The EU has reached a deal on the Digital Services Acton 27 Apr 2022
just before 2:30am on Saturday morning, EU negotiators announced they had finally reached a deal on the Digital Services Act (DSA). The law is set to lay the groundwork for regulating major online platforms in the EU and therefore central to our demands for platform transparency. Early reports show we’ve made important progress, but the devil’s in the details that are yet to be decided on.
To better understand the major implications of this, let's take a brief look back at how we got here: In April 2021, AlgorithmWatch, together with Sueddeutsche Zeitung, started a research project on Instagram and its influences on Germany’s national election campaign. Do Instagram’s algorithms polarize the public debate? Do they promote... further
Everyone is affected by what facebook does, whether you registre with them or not. Facebook uses public resources, it grabs and sells data even using shadow profiles for those that never registred themselves, and manipulates the public to make even more profit. The public has a right to know how exactly it does that. This company has created a system that is very hard not to be part of without loosing out on public participation. With that, it successfully aims at performing the function of state institutions and the press. It should be held accountable and scrutinised at least as much as thes

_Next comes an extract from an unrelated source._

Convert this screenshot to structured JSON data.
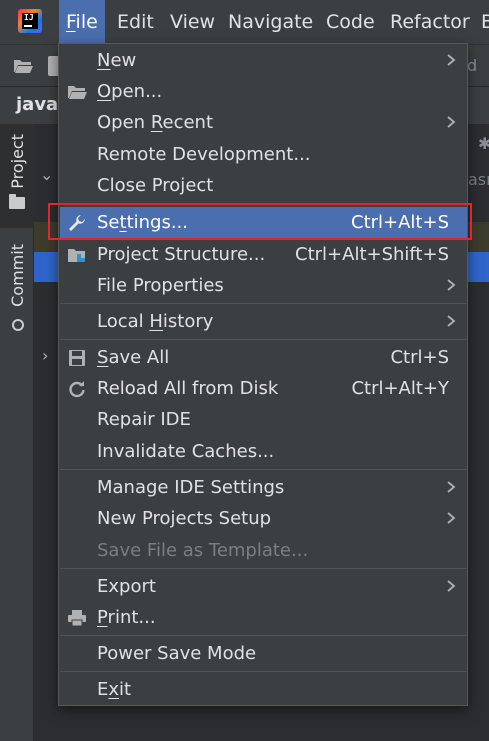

Data mining algorithms are (as every algorithm) intellectual property. It is core of informatics business and it is major capital of the firm. It is not possible to enforce private society to publish their capital and make it available freely to its competitors.